Then-governor Edward DiPrete gave a green light for the East Bay Bicycle Path in 1983, and four years later the Rhode Island Department of Transportation began converting the long abandoned Providence & Worcester Railroad right-of-way, laying four miles of trail from East Providence to Barrington. The path’s four phases were completed by 1992 at a cost of $5 million. Since then, the path has become increasingly popular both with local residents and tourists from other states.

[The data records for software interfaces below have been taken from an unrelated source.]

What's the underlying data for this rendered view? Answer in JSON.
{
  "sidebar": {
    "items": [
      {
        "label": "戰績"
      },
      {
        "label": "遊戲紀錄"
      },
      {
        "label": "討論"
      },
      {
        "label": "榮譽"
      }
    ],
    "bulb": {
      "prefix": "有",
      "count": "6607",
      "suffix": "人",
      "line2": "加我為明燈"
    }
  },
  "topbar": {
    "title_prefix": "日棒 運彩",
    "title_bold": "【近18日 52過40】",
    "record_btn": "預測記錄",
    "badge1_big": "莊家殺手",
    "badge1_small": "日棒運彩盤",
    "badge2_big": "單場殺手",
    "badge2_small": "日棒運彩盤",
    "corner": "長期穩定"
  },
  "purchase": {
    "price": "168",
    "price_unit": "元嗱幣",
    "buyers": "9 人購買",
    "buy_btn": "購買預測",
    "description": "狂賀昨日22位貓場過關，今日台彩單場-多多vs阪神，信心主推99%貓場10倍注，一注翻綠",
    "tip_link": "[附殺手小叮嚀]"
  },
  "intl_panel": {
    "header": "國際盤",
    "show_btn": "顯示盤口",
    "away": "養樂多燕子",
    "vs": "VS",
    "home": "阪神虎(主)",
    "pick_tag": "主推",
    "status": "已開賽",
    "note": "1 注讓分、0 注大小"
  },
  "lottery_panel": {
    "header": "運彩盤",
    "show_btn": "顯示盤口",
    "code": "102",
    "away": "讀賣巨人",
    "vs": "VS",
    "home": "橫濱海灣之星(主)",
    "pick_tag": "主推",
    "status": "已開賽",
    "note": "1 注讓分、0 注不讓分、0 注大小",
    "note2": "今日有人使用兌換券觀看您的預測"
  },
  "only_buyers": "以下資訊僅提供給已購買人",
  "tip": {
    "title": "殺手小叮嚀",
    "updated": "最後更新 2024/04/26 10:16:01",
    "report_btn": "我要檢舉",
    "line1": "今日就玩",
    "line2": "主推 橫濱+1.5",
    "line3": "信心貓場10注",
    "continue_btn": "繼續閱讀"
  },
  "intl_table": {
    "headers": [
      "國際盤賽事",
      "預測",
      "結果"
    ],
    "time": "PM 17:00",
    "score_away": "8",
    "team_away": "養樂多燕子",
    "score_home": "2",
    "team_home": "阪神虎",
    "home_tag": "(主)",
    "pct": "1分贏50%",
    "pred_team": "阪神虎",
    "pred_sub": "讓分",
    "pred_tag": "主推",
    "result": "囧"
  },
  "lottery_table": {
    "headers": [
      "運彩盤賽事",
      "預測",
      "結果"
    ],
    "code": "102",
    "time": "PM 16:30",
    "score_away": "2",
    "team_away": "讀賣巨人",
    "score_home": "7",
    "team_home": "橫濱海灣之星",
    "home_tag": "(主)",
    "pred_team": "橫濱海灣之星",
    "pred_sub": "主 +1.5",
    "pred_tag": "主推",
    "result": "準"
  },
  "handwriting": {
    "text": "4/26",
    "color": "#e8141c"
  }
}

Unlike the East Bay Bicycle Path, the Blackstone River Bikeway is a work in progress, with eight project segments totaling approximately 18 miles of both multi-use trail and on-road signed bike routes between Providence and Woonsocket (near the Massachusetts border). Once in Massachusetts, the Blackstone River Bikeway will connect with a project to bring the trail to Worcester. At its southern end, the bikeway will eventually link with the East Bay Bicycle Path, making a continuous 31.9-mile route for alternative transportation.
The bikeway lies in a 400,000-acre swath of land known as the John H. Chafee Blackstone River Valley National Heritage Corridor between Providence, R.I., and Worcester, Mass. The corridor is named for the late John H. Chafee, Rhode Island’s progressive Republican U.S. senator who was instrumental in pushing through two bicycle-friendly transportation bills in the 1990s. Carved out by the Blackstone River, the valley boasts industrial history and natural beauty in equal parts. The river and canal that run alongside it were once home to so many textile mills that the river flowed different colors, depending on what was being dyed from day to day. Today, a new organization led by Sue Barker called the Corridor Coalition is busy advocating for the restoration of the Blackstone River and its environs.